“It seems plausible that the ‘Chinese virus’ was a strategy to promote the ‘mail-in ballot’ and commit the biggest fraud in the history of humanity. I believe the ‘lefties’ are capable of anything. They plotted a coup against the best U.S. president since Lincoln.”

Political scientist María Puerta Riera explained on a Twitter thread the origin of the Magazolanos: “The obsession Venezuelans have with U.S. policy, and more specifically, with Trump is a response to its political orphanage.” She added that “it’s not just that Trump has taken measures, with dubious effective results, but he has also shown interest in recognizing Venezuelans.”

Puerta Riera argued that coming from a fragmented and abused society under an authoritarian regime, the constant disappointment and disconnection with the leadership of the country’s political class brought this faction of Venezuelans to look over Trump’s flaws to feel they have someone on their side. Indeed, most Magazolanos seem to label Hugo Chávez, Maduro, their followers, all the democratic presidents before them, Guaidó, Leopoldo López, Henrique Capriles and virtually all of the mainstream opposition as “socialists” and “sellouts” who play political ploys and prolong the suffering of the common people.

The idea of the Magazolano isn’t new. For a long time it was a nebulous, aimless character living on the far-right fringe of the Venezuelan opposition, where most of the mainstream parties are —at least nominally— center to center-left. Opposition-aligned satirical website El Chigüire Bipolar lampooned this figure in the late 2000’s with María Alejandra López, a racist, upper-middle class resident of a gated community in eastern Caracas who believes in conspiracy theories and fanatically follows just about anyone who promises the demise of Chavismo. On her last appearance on the website so far, she married a tweet by Marcos Rubio.

However, with the country’s collapse becoming one of the most pressing issues in the region the last decade, the use of Venezuela as an abstract rhetorical device rather than a real-life crisis, with all its complexities, rose among the conservatives. The fringe group, redeemed by the failures of the mainstream opposition, grew in size and outreach and shaped up its narrative: Venezuela was a lost cause until a certain New Yorker got elected into the White House who has a quick, swift solution. He didn’t lose interest and moved on, as John Bolton writes in his White House memoir, while Guaidó and the rest of mainstream parties didn’t demand a bigger involvement from the U.S. government.
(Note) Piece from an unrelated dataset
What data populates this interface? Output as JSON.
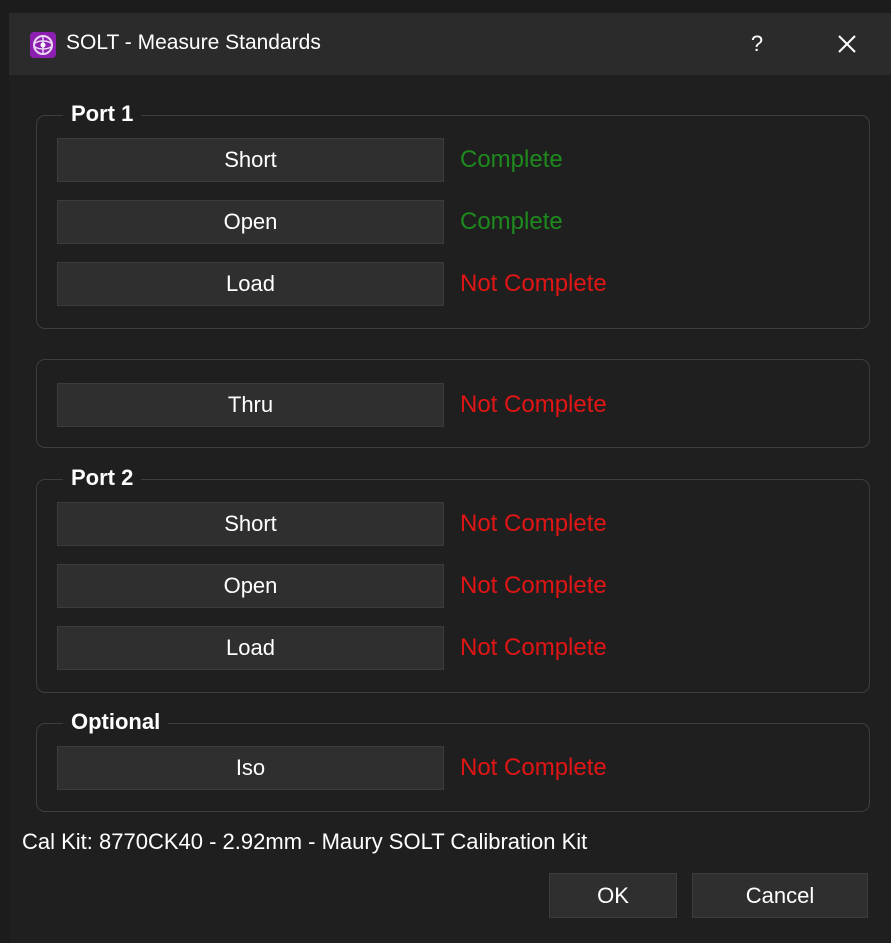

What is true is that, according to exit polls by the New York Times, one out of three Latino voters supported Donald Trump and there are almost 500,000 Venezuelans in the United States, with more than half of them residing in Florida. First and second generation Venezuelans make up only 2% of the statewide Latino vote, though their eligibility has grown 182% from 2008 to 2018, according to the Pew Research Center.

This has been acknowledged by the Trump campaign, with the Miami suburb of Doral —the hub of the Venezuelan community in the U.S.— hosting a Latinos for Trump rally with the presence of iconic performer Lila Morillo:

Nonetheless, Magazolanos don’t represent all of the community. As one journalist said: “Today social media is flooded by celebratory messages by Venezuelans, when just a bit before it seemed there was a Magazolana hegemony. Truly many were afraid to share their opinions because of the Trumpista mob.”

Meanwhile in Florida, the Venezolanos Con Biden campaign drew heavily on comparisons between Donald Trump and Hugo Chávez as populist strongmen. The WinJustice PAC even had one highway billboard put up in Miami metro:

Joe Biden’s victory brings the expectation of change and the fear of a return to the status quo, where paying lip service to the Venezuelan crisis was more than enough. The new president, who has shown support to Guaidó and TPS for Venezuelans, has promised that he will “unite and heal” the United States.

However, it remains to be seen what Biden will do with the pain and divisions that have deepened over the last four years when it comes to Venezuela.


José González Vargas is a Venezuelan journalist who has written for several outlets, including Latino USA, Latino Rebels, Caracas Chronicles and Into. He tweets from @Maxmordon.